- You can stop a thief hiding in shadows by casting the spell Light on his head. To really cheese him off, try Eternal Light. To really really cheese him off, shape it to the words “He’s Here” and make it flash pink.
- You can use Mage Hand to pick your nose, but it’s probably not very comfortable.
- Dancing Lights makes a good seasonal decoration if you are feeling festive. Colour Spray does not.
- Intelligence is knowing that you can pet an owlbear. Wisdom is knowing you shouldn’t. Charisma is knowing you can probably get away with it anyway. Dexterity is insurance in case it doesn’t work. Constitution is what you need when you realise you can’t run fast enough, and “Give me Strength” is what you will shout when it’s over.
- You can never be given too many titles. Just ask Derick, Cleric of the Church of Thoth, Lost Son of the Dwarves, Green Watcher of the Harpers, Cloak to the Lords Guard, Vindicator of the Wave Echo Caves, Filler of Pits, Tormentor of Skeletons, The Rat Truster, The Breaker of Chains, Returner of Stolen Goods, Befriender of Goblins, Trainer of Donkeys, and Eater of Stew.
- It is unlikely you will pull off a sneak attack with a pike…but not impossible.
- Shoot first, ask questions second, is not a good survival tactic in the long run.
- Whatever you do, do not roll a critical fail when holding a flaming sword.
- It is really easy for the player characters to completely destroy the local economy of a small town.
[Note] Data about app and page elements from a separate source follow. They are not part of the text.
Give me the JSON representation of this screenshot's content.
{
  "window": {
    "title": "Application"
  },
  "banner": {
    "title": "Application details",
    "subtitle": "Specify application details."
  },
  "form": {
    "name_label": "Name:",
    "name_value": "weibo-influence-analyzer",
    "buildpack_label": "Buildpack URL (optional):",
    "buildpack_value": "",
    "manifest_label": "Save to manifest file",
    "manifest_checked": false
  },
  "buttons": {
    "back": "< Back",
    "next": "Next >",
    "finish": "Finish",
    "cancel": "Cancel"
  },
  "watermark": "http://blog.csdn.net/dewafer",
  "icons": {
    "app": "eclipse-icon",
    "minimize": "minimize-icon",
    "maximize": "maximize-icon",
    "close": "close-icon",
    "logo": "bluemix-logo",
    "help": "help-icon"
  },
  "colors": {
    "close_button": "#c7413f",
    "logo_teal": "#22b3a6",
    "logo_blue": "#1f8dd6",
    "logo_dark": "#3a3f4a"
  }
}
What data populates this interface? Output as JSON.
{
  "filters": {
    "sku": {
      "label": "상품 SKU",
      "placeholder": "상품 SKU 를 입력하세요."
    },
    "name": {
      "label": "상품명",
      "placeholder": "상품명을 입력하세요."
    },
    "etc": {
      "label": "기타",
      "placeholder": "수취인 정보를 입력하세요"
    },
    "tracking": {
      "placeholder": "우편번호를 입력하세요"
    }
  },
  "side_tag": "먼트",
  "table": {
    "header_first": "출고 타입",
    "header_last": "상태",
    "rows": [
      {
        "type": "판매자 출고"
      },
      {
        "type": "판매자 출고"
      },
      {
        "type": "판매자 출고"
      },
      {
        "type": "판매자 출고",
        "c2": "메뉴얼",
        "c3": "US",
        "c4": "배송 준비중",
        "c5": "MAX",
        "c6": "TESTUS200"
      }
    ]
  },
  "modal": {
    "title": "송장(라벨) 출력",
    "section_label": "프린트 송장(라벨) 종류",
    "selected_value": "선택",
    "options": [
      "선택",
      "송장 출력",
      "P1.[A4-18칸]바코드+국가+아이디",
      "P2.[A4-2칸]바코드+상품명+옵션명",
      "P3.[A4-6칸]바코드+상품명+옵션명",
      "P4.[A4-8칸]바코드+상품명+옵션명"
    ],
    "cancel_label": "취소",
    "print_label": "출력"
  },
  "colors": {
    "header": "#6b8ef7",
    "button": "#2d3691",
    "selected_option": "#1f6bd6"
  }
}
- Believe it or not, there are the same number of ones and twenties on a D20, it just doesn’t seem that way.
- It doesn’t matter how much you, as the DM, want a character encounter to be a fleeting moment. The player characters will grow attached and soon you find yourself rolling stats for Steve, Hay Farmer of Waterdeep, as he gets persuaded by the most charismatic member of the party to join their ranks.
- The likelihood of all NPCs being called “Dave” or “Davina” are slim, and yet “somehow” my adventuring groups keep meeting whole villages of them.
- Canon Fodder is not a good name for a Cleric.
- If you ask Google Home to roll dice for you, it will announce the results to the whole room.
- Most DMs can’t be bribed with food, but it is worth a try.
There you go, 51 lessons learned from Dungeons and Dragons.
We had quite a lot of fun remembering back to those moments where we learned lessons, either the easy way or the hard way, to come up with that list. Each one has a story behind it that makes us smile every time we recall them. Yes, they are silly, but they are also true. Such is the world of Dungeons and Dragons.
Due to all the recollecting, this article actually took a surprisingly long time to write, so I’ll probably leave it there. There will probably be a list of serious lessons in the not-too-distant future, but this will do for now.
In the meantime though – let me know some of the lessons you’ve learned by playing Dungeons and Dragons. Share your stories in the comments below.